Web page and app entries
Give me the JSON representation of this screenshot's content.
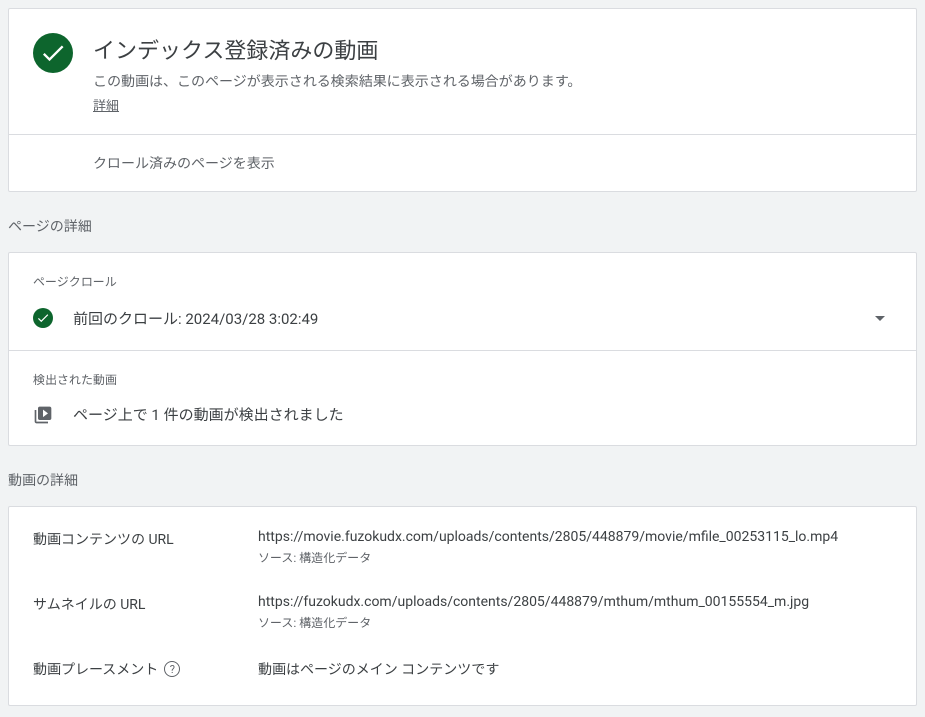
{
  "header": {
    "title": "インデックス登録済みの動画",
    "description": "この動画は、このページが表示される検索結果に表示される場合があります。",
    "details_link": "詳細"
  },
  "action": {
    "show_crawled": "クロール済みのページを表示"
  },
  "page_details": {
    "section_title": "ページの詳細",
    "crawl_label": "ページクロール",
    "last_crawl_prefix": "前回のクロール: ",
    "last_crawl_value": "2024/03/28 3:02:49",
    "detected_label": "検出された動画",
    "detected_text": "ページ上で 1 件の動画が検出されました"
  },
  "video_details": {
    "section_title": "動画の詳細",
    "rows": [
      {
        "label": "動画コンテンツの URL",
        "value": "https://movie.fuzokudx.com/uploads/contents/2805/448879/movie/mfile_00253115_lo.mp4",
        "source": "ソース: 構造化データ",
        "help": false
      },
      {
        "label": "サムネイルの URL",
        "value": "https://fuzokudx.com/uploads/contents/2805/448879/mthum/mthum_00155554_m.jpg",
        "source": "ソース: 構造化データ",
        "help": false
      },
      {
        "label": "動画プレースメント",
        "value": "動画はページのメイン コンテンツです",
        "source": "",
        "help": true
      }
    ]
  }
}
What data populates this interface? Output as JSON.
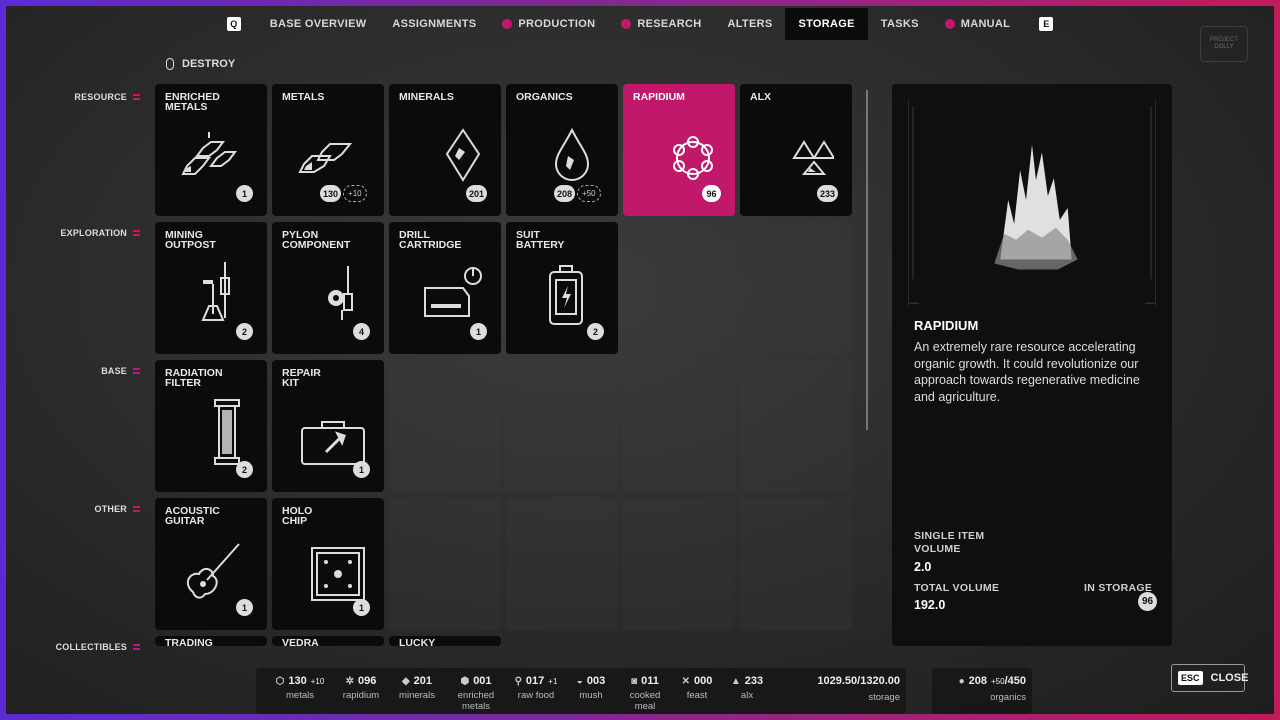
{
  "nav": {
    "left_key": "Q",
    "right_key": "E",
    "tabs": [
      {
        "label": "BASE OVERVIEW",
        "dot": false,
        "active": false
      },
      {
        "label": "ASSIGNMENTS",
        "dot": false,
        "active": false
      },
      {
        "label": "PRODUCTION",
        "dot": true,
        "active": false
      },
      {
        "label": "RESEARCH",
        "dot": true,
        "active": false
      },
      {
        "label": "ALTERS",
        "dot": false,
        "active": false
      },
      {
        "label": "STORAGE",
        "dot": false,
        "active": true
      },
      {
        "label": "TASKS",
        "dot": false,
        "active": false
      },
      {
        "label": "MANUAL",
        "dot": true,
        "active": false
      }
    ]
  },
  "logo_text": "PROJECT DOLLY",
  "destroy_label": "DESTROY",
  "categories": {
    "resource": "RESOURCE",
    "exploration": "EXPLORATION",
    "base": "BASE",
    "other": "OTHER",
    "collectibles": "COLLECTIBLES"
  },
  "items": {
    "enriched_metals": {
      "name": "ENRICHED\nMETALS",
      "count": "1"
    },
    "metals": {
      "name": "METALS",
      "count": "130",
      "bonus": "+10"
    },
    "minerals": {
      "name": "MINERALS",
      "count": "201"
    },
    "organics": {
      "name": "ORGANICS",
      "count": "208",
      "bonus": "+50"
    },
    "rapidium": {
      "name": "RAPIDIUM",
      "count": "96"
    },
    "alx": {
      "name": "ALX",
      "count": "233"
    },
    "mining_outpost": {
      "name": "MINING\nOUTPOST",
      "count": "2"
    },
    "pylon_component": {
      "name": "PYLON\nCOMPONENT",
      "count": "4"
    },
    "drill_cartridge": {
      "name": "DRILL\nCARTRIDGE",
      "count": "1"
    },
    "suit_battery": {
      "name": "SUIT\nBATTERY",
      "count": "2"
    },
    "radiation_filter": {
      "name": "RADIATION\nFILTER",
      "count": "2"
    },
    "repair_kit": {
      "name": "REPAIR\nKIT",
      "count": "1"
    },
    "acoustic_guitar": {
      "name": "ACOUSTIC\nGUITAR",
      "count": "1"
    },
    "holo_chip": {
      "name": "HOLO\nCHIP",
      "count": "1"
    },
    "trading": {
      "name": "TRADING"
    },
    "vedra": {
      "name": "VEDRA"
    },
    "lucky": {
      "name": "LUCKY"
    }
  },
  "detail": {
    "title": "RAPIDIUM",
    "description": "An extremely rare resource accelerating organic growth. It could revolutionize our approach towards regenerative medicine and agriculture.",
    "single_label": "SINGLE ITEM\nVOLUME",
    "single_value": "2.0",
    "total_label": "TOTAL VOLUME",
    "total_value": "192.0",
    "in_storage_label": "IN STORAGE",
    "in_storage_value": "96"
  },
  "bottom": {
    "metals": {
      "value": "130",
      "bonus": "+10",
      "label": "metals"
    },
    "rapidium": {
      "value": "096",
      "label": "rapidium"
    },
    "minerals": {
      "value": "201",
      "label": "minerals"
    },
    "enriched": {
      "value": "001",
      "label": "enriched\nmetals"
    },
    "raw_food": {
      "value": "017",
      "bonus": "+1",
      "label": "raw food"
    },
    "mush": {
      "value": "003",
      "label": "mush"
    },
    "cooked": {
      "value": "011",
      "label": "cooked\nmeal"
    },
    "feast": {
      "value": "000",
      "label": "feast"
    },
    "alx": {
      "value": "233",
      "label": "alx"
    },
    "storage": {
      "value": "1029.50/1320.00",
      "label": "storage"
    },
    "organics": {
      "value": "208",
      "bonus": "+50",
      "max": "/450",
      "label": "organics"
    }
  },
  "close": {
    "key": "ESC",
    "label": "CLOSE"
  },
  "accent": "#c2186c"
}
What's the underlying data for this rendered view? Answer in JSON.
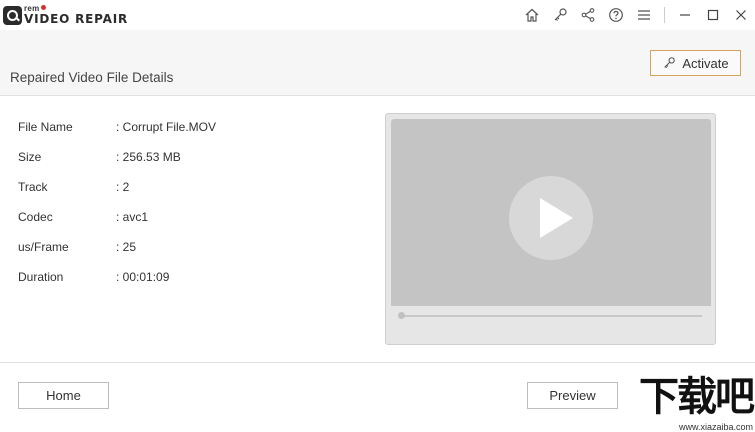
{
  "app": {
    "logo_brand": "rem",
    "logo_product": "VIDEO REPAIR"
  },
  "titlebar": {
    "icons": [
      "home-icon",
      "key-icon",
      "share-icon",
      "help-icon",
      "menu-icon",
      "minimize-icon",
      "maximize-icon",
      "close-icon"
    ]
  },
  "header": {
    "title": "Repaired Video File Details",
    "activate_label": "Activate"
  },
  "details": [
    {
      "label": "File Name",
      "value": ": Corrupt File.MOV"
    },
    {
      "label": "Size",
      "value": ": 256.53 MB"
    },
    {
      "label": "Track",
      "value": ": 2"
    },
    {
      "label": "Codec",
      "value": ": avc1"
    },
    {
      "label": "us/Frame",
      "value": ": 25"
    },
    {
      "label": "Duration",
      "value": ": 00:01:09"
    }
  ],
  "player": {
    "progress": 0
  },
  "footer": {
    "home_label": "Home",
    "preview_label": "Preview"
  },
  "watermark": {
    "text": "下载吧",
    "url": "www.xiazaiba.com"
  }
}
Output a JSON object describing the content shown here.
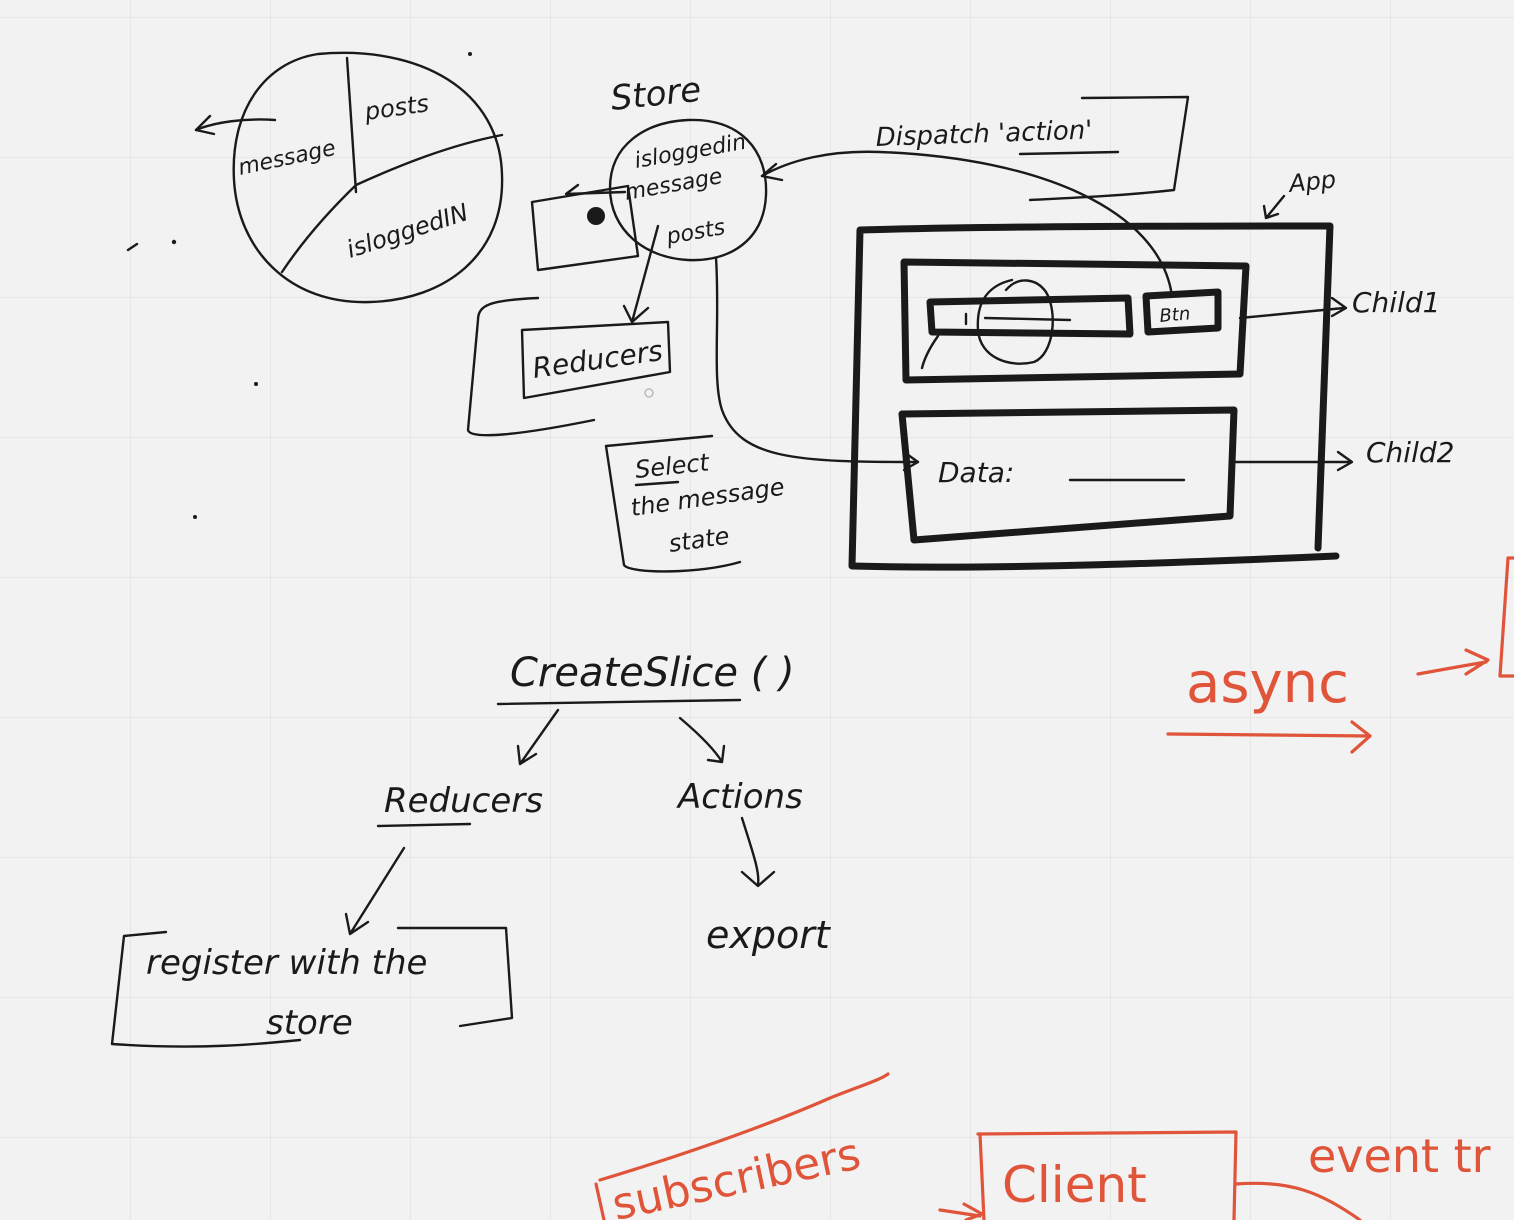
{
  "pie": {
    "slices": [
      "posts",
      "message",
      "isloggedIN"
    ]
  },
  "store": {
    "title": "Store",
    "items": [
      "isloggedin",
      "message",
      "posts"
    ]
  },
  "reducers_box": "Reducers",
  "dispatch_label": "Dispatch 'action'",
  "app_label": "App",
  "btn_label": "Btn",
  "child1_label": "Child1",
  "child2_label": "Child2",
  "data_label": "Data:",
  "select_note": [
    "Select",
    "the message",
    "state"
  ],
  "createslice": {
    "title": "CreateSlice ( )",
    "left": "Reducers",
    "right": "Actions",
    "export": "export",
    "register": [
      "register with the",
      "store"
    ]
  },
  "async_label": "async",
  "subscribers_label": "subscribers",
  "client_label": "Client",
  "event_label": "event tr",
  "colors": {
    "ink": "#1a1a1a",
    "accent": "#e0543a",
    "background": "#f2f2f2"
  }
}
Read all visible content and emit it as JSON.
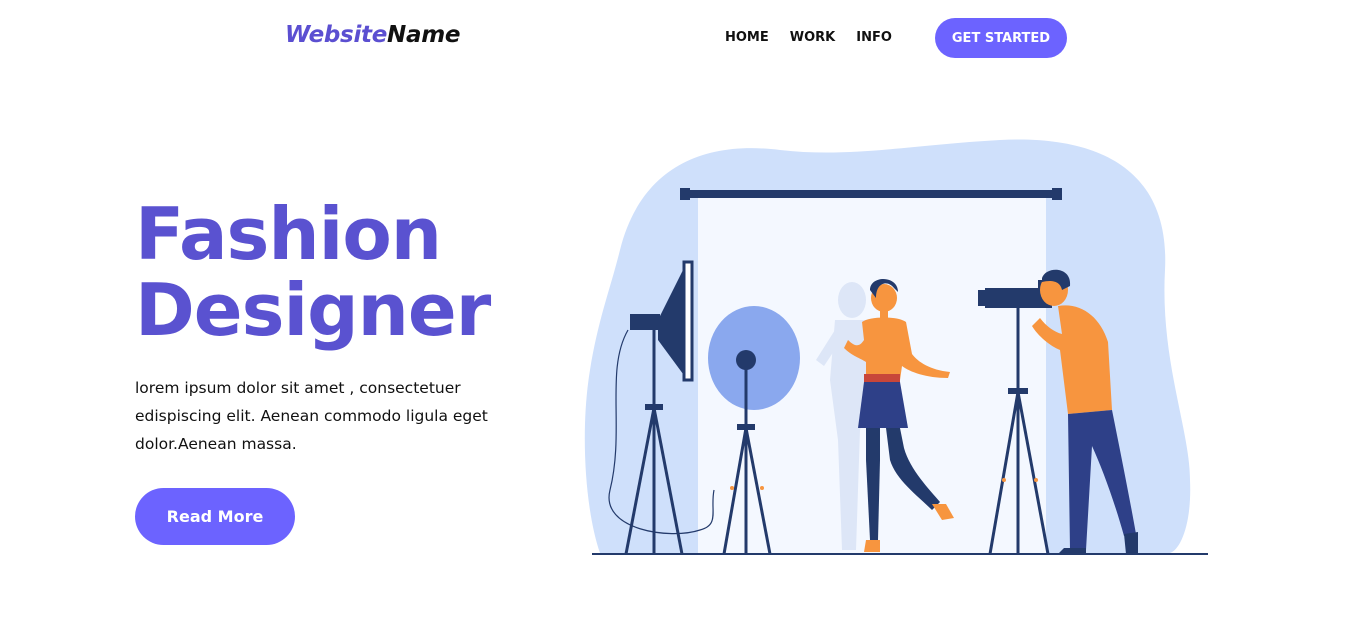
{
  "header": {
    "logo": {
      "part1": "Website",
      "part2": "Name"
    },
    "nav": [
      {
        "label": "HOME"
      },
      {
        "label": "WORK"
      },
      {
        "label": "INFO"
      }
    ],
    "cta_label": "GET STARTED"
  },
  "hero": {
    "title_line1": "Fashion",
    "title_line2": "Designer",
    "description": "lorem ipsum dolor sit amet , consectetuer edispiscing elit. Aenean commodo ligula eget dolor.Aenean massa.",
    "button_label": "Read More"
  },
  "colors": {
    "accent": "#6c63ff",
    "title": "#5a52d0",
    "blob": "#cfe0fb",
    "navy": "#233a6b",
    "orange": "#f7953f"
  },
  "illustration": {
    "name": "photo-studio-illustration"
  }
}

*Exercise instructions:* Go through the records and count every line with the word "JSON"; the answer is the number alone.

*Expected answer:* 5